Data for analysis:
═══
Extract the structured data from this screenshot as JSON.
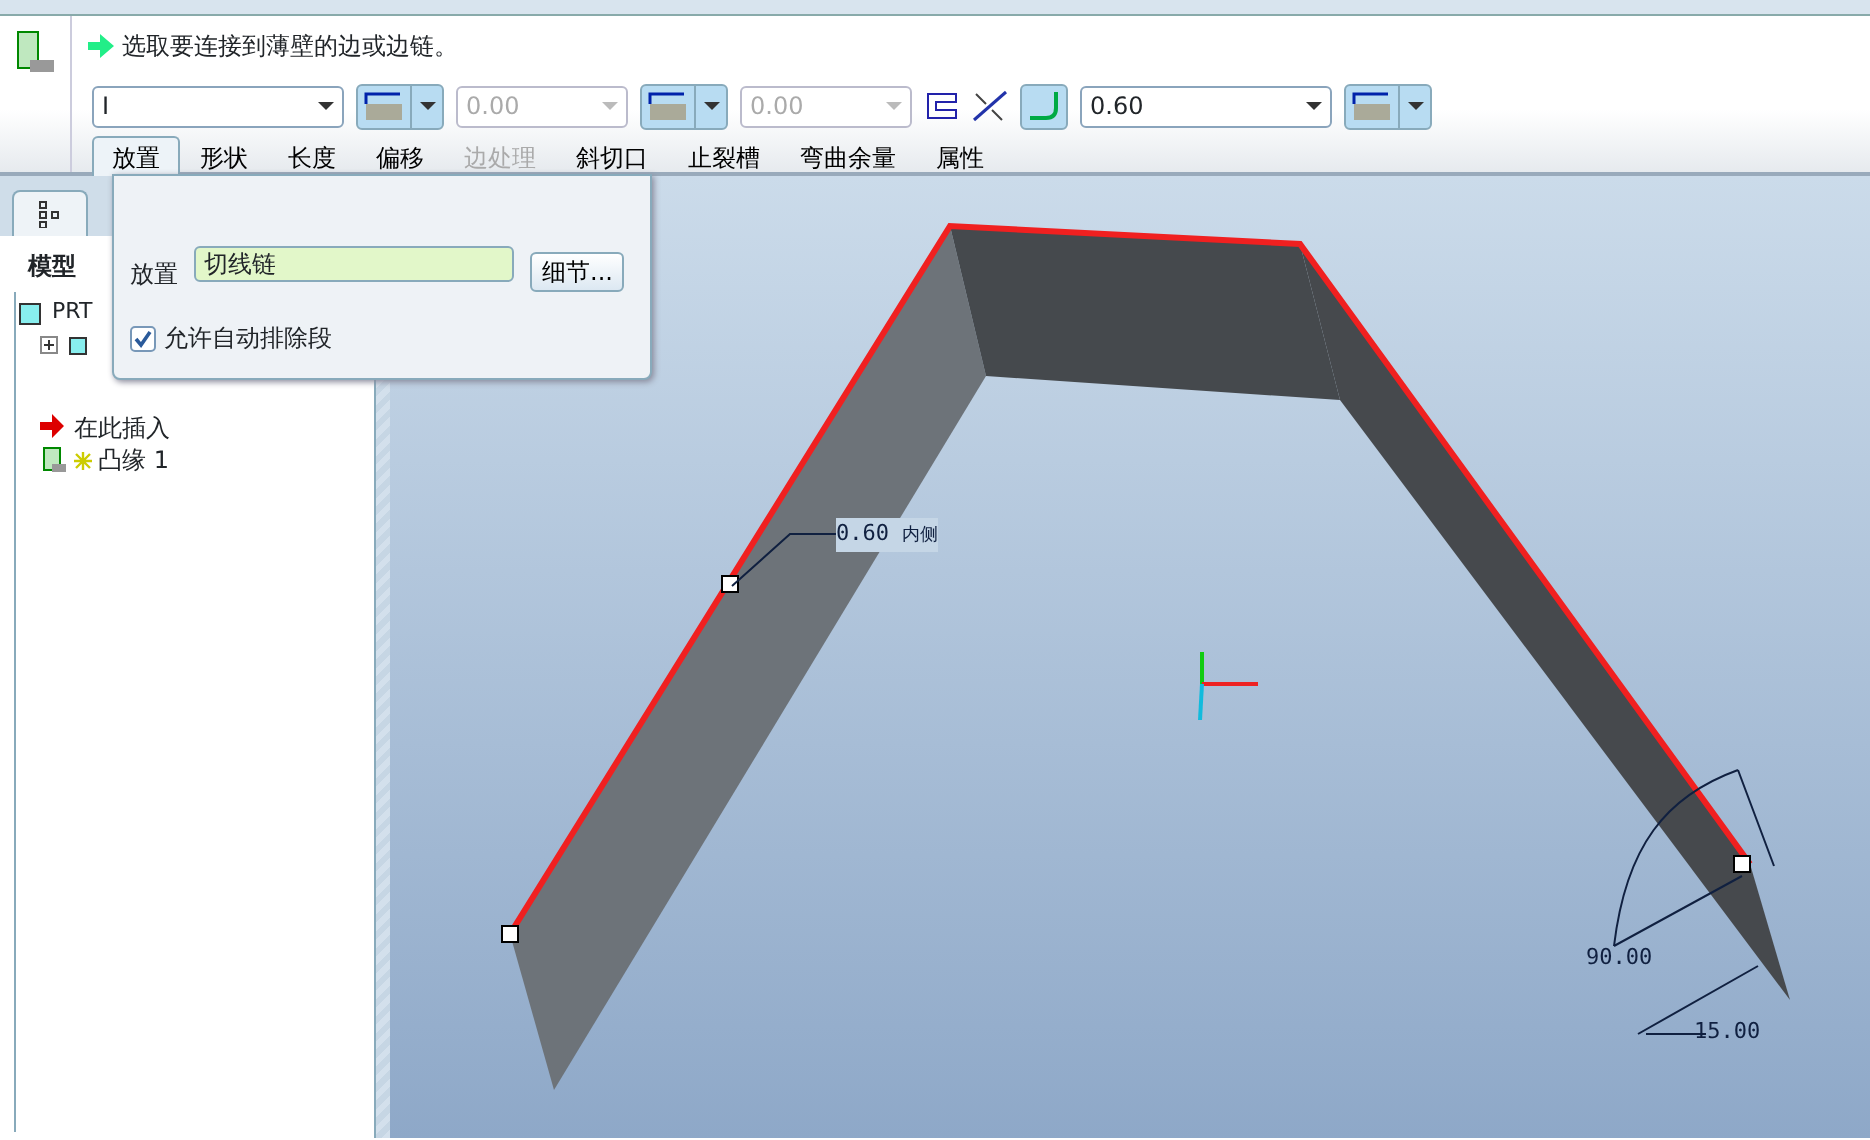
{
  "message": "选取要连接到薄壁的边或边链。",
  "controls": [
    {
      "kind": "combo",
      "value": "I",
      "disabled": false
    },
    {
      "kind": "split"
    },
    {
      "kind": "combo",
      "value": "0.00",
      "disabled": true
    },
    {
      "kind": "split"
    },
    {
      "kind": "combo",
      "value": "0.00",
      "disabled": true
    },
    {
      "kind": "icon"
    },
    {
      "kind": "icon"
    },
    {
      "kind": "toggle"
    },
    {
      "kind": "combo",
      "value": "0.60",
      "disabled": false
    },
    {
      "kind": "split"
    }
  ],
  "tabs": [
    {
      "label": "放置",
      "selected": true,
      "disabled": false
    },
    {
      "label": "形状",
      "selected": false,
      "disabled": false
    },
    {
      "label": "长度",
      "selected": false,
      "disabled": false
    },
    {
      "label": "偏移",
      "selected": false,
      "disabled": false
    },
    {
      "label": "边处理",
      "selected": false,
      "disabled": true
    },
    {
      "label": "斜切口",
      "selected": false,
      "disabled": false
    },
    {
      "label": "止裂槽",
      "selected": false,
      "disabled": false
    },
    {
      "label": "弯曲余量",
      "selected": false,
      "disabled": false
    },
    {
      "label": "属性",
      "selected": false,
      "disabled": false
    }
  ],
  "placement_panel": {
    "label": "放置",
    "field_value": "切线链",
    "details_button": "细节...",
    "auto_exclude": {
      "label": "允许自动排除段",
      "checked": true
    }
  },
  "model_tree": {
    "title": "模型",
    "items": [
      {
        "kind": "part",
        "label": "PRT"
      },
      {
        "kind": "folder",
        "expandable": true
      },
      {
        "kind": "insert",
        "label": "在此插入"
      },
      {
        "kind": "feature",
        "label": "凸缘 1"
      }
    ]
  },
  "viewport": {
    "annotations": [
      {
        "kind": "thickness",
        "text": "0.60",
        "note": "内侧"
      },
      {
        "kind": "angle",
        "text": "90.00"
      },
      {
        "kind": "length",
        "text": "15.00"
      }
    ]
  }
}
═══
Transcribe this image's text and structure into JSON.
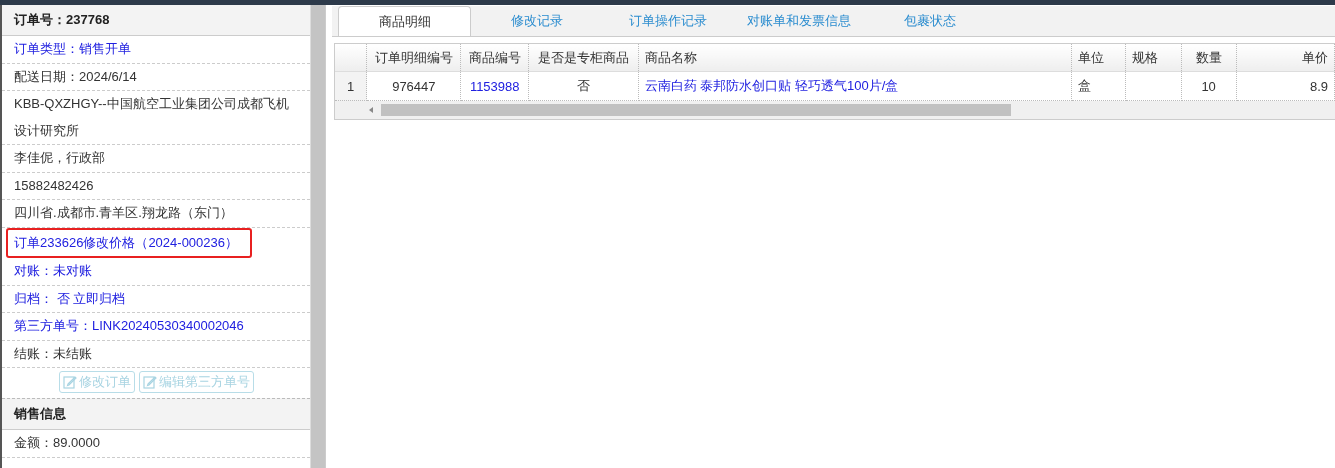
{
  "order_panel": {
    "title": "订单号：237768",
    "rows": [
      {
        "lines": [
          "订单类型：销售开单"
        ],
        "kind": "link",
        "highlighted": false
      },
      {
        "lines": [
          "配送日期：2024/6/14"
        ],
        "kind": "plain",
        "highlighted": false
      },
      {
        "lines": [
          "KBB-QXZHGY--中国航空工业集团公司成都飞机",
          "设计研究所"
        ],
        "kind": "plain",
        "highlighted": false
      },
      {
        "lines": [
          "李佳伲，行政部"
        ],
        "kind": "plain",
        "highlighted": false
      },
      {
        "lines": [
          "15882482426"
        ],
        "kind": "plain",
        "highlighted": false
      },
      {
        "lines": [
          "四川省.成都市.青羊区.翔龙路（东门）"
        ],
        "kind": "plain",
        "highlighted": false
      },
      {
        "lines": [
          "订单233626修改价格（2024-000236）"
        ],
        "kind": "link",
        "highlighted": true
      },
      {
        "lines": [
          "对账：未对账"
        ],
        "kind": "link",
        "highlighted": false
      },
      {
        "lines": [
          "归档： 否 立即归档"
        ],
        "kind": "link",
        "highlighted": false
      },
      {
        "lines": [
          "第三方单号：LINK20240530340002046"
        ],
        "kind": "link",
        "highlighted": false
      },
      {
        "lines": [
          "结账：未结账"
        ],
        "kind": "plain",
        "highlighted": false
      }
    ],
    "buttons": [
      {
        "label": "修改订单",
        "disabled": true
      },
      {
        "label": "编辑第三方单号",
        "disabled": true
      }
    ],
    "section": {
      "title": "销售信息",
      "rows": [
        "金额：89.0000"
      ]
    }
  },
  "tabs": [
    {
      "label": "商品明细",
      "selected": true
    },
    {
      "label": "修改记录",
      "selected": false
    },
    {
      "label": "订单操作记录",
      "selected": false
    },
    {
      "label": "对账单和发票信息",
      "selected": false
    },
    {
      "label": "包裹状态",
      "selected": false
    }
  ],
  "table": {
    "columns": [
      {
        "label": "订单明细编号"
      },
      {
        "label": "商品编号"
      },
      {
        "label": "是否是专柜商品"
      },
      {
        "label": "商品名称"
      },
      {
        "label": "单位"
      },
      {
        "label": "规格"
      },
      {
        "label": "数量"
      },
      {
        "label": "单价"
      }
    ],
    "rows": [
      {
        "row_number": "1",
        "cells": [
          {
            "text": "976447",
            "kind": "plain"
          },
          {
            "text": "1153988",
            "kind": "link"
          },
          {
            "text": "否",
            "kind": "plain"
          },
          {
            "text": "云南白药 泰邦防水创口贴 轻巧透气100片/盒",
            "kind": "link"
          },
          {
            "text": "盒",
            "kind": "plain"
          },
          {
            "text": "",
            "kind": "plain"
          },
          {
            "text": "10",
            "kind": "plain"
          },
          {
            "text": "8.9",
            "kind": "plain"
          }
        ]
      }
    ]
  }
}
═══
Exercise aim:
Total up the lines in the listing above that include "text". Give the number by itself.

Response to the task:
12